I know this sounds like a dumb question, but I'm really in the dark with this one. Everyone knows that in order to improve speed, you have to play slow and work your way up with a metronome, day in and day out, and you will slowly but surely improve. What has kept me from seeing any difference in my speed at all is that I have no idea how to practice "slow".

Everyone says you should play slow, which I can do, it's how to gradually increase my speed that I never understood. How slow of a tempo should I start at? When do I bump up the tempo and by how much? How long should I go for (per session)? The next day, what tempo do I start at? What do I do when I get stuck at a certain tempo? All these questions and more are holding me back and I haven't really found an answer to them. I have a pretty weird thing where I'll only do something if I'm doing it as effectively as possible, and am hesitant to do anything if I'm not sure if I'm doing it right, so any advice would be great.

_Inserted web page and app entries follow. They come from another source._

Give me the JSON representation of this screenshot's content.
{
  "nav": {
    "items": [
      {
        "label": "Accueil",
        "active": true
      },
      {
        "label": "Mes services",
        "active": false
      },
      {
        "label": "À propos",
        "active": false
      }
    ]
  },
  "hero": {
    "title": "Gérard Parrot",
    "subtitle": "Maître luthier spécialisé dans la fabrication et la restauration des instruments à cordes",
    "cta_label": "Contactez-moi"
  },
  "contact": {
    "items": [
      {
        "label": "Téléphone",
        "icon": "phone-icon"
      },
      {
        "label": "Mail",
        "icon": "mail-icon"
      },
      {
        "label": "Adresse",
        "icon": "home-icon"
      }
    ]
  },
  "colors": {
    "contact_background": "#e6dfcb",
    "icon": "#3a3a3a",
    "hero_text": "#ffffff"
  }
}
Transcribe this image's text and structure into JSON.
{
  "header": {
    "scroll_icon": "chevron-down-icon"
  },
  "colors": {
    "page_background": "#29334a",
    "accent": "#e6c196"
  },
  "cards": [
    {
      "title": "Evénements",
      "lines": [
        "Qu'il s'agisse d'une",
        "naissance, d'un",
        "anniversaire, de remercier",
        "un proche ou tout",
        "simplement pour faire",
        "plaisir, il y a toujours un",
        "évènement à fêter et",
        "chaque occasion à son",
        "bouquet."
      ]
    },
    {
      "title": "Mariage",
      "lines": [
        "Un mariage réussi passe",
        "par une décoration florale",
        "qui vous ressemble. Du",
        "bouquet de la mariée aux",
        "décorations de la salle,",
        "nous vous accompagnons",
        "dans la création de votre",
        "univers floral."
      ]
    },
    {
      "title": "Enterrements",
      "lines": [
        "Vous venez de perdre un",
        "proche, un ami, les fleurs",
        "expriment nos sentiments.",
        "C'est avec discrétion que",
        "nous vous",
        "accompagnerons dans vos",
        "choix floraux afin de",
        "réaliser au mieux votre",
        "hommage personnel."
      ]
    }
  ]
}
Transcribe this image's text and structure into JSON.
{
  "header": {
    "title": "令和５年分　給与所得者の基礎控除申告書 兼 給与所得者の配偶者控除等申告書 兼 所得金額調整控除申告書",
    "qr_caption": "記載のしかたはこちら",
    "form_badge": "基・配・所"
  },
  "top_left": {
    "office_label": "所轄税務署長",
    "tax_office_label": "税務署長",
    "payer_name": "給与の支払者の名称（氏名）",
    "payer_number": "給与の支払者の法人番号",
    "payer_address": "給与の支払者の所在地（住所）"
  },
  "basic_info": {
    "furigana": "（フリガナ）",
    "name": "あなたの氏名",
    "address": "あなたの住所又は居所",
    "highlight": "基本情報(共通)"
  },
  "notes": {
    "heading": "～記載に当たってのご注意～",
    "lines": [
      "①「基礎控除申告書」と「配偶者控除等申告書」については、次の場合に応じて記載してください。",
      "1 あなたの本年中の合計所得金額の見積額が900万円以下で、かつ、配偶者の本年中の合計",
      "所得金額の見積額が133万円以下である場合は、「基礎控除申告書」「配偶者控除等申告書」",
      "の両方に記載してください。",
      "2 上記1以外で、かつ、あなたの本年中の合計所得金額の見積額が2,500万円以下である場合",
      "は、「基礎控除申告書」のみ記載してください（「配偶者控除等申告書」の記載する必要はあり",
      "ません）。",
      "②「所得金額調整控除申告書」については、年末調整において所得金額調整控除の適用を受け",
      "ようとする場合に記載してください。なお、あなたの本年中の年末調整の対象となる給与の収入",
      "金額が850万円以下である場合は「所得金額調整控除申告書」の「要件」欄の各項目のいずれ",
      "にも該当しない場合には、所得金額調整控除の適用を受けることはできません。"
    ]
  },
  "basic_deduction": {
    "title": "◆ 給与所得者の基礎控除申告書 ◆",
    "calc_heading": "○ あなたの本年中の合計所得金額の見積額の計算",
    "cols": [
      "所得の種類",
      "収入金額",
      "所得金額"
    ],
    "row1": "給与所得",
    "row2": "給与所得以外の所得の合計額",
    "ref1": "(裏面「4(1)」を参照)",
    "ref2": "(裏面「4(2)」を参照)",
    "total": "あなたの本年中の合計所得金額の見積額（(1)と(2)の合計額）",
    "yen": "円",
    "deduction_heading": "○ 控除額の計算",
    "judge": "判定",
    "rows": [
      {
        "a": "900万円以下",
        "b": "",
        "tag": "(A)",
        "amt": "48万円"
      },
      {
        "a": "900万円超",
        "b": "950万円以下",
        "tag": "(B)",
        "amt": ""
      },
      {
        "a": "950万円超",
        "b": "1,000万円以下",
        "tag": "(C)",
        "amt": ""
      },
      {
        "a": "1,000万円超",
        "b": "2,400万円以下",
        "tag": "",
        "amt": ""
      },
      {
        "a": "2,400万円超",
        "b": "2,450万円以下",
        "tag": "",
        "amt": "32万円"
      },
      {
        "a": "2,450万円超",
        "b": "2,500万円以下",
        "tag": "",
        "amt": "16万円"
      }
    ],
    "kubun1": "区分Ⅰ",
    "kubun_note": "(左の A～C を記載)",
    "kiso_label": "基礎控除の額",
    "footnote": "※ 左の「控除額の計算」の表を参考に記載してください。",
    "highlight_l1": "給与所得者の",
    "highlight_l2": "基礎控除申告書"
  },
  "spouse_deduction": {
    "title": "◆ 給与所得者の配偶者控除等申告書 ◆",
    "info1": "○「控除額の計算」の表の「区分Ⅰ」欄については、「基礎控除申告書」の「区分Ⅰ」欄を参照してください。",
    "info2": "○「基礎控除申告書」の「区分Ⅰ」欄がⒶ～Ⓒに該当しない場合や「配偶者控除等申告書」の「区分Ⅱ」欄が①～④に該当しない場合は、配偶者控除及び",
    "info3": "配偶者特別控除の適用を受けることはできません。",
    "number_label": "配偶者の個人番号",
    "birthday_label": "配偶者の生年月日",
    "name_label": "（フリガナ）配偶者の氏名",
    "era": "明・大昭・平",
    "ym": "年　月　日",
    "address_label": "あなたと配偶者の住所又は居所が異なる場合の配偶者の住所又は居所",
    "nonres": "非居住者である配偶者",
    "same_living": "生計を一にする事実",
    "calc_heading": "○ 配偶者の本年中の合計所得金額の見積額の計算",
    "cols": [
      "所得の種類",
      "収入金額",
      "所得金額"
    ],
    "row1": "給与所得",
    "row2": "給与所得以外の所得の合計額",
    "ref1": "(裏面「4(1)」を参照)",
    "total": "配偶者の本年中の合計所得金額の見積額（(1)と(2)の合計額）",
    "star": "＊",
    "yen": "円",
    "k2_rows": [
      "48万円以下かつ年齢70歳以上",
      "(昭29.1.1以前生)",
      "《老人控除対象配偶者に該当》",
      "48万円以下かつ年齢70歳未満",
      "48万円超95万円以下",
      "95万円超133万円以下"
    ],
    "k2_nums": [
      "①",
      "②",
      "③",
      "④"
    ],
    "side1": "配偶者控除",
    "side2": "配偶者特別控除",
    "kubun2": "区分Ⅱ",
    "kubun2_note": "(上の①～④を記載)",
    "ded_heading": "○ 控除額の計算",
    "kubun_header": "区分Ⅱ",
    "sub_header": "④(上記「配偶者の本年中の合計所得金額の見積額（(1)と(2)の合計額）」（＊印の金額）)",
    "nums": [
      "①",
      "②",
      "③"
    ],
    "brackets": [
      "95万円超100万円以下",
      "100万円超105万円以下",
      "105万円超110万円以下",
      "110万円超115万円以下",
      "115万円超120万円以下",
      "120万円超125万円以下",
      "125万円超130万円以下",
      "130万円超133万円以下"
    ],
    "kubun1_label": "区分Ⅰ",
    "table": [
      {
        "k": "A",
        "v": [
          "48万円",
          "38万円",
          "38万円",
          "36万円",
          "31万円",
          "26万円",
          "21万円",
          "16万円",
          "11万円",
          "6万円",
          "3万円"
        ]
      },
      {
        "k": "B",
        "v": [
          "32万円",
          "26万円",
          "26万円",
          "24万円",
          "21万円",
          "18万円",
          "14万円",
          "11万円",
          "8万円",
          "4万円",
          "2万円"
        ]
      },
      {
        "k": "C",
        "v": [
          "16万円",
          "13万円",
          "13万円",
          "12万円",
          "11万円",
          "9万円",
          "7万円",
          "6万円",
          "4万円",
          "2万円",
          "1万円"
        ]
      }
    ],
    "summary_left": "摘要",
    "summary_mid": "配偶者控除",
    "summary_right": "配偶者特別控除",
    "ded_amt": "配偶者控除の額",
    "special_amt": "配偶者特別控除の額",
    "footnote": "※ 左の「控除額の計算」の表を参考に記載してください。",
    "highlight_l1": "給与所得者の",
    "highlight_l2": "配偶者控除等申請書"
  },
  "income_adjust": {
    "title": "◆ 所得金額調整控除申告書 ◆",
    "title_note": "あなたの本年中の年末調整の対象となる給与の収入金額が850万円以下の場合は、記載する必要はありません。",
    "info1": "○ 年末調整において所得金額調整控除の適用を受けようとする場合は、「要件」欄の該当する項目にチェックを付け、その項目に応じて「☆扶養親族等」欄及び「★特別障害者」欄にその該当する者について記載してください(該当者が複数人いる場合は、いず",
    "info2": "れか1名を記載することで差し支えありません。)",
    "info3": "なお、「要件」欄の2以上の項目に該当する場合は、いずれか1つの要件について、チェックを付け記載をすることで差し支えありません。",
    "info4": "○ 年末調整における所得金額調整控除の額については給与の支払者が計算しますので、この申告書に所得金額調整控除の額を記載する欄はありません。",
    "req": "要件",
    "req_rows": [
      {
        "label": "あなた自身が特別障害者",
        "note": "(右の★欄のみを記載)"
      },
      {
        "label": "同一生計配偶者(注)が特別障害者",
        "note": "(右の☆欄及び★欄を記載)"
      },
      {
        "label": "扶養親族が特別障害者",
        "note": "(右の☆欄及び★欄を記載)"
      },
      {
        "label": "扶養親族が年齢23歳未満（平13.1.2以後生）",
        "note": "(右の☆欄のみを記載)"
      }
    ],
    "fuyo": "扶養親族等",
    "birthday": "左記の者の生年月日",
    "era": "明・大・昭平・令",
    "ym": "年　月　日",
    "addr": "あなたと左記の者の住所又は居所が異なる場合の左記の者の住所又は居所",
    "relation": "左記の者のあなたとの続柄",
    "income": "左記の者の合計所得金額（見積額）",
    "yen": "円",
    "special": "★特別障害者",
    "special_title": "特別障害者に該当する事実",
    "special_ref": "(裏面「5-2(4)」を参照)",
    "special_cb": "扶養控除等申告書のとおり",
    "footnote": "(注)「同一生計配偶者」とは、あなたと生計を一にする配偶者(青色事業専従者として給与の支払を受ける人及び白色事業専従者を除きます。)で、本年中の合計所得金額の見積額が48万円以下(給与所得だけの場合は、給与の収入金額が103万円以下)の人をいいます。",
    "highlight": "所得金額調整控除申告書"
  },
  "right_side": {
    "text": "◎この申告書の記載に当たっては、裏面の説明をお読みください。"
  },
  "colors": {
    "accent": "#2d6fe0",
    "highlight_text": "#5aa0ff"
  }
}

I primarily practice the G major scale all over the neck playing 3 notes per string in triplets, and have pretty much capped out at around 160bpm. I want to improve my alternate picking as well as right and left hand coordination. Basically, I want to get faster. I know speed isn't everything, but it really is what's stopping me from playing any of my favorite solos, or fast songs. I've been playing for about 3-4 years and haven't seen any really improvement in the last 2 years, so I want to really start taking practice seriously to get past this "wall". If you could tell me a good routine to follow, some good pointers, or even just tell how you practice, I'd really appreciate it.

tldr: I want to know how to practice slowly and gradually improve speed.



Let's change your question from, "How do I practice slowly?" into "How do I practice?" Good question.

First - technical exercises do have a place in your practice routine, but practice shouldn't consist entirely of them. Think of technical exercises as a warm up. Bust out your metronome and work on 3-4 exercises for about five minutes a piece. Pick exercises that will help you improve the skills relevant to the music you want to learn. Pick a tempo where you can play the exercise very proficiently. As time goes on, think about perfecting the exercise at your current tempo vs. trying to increase the tempo. You will get more out of that approach. 15-20 minutes a day doesn't seem like much but if you do spend that 15-20 minutes a day on technical exercises, you will see marked improvement in your technique over the course of 6 weeks so long as you are consistent and don't rush.

Once you're done with that, you should work on your repertoire. Technical exercises are good for building fundamental skills, but they don't teach you how to be musical. Because of this, you should spend the brunt of your practice time learning and making music. When you are practicing songs, don't just mindlessly run through the entire song either. If you make a mistake, stop and isolate the mistake to a single bar or note if you can. Once you identify your weakness, attack it by practicing just that specific bar, phrase, or transition repeatedly with your metronome. This is a much more efficient way to learn songs as you don't waste time on things you can already play. You can even take it a step further by creating technical exercises for the beginning of your practice based on the parts that are giving you trouble.

Hopefully that helps you out.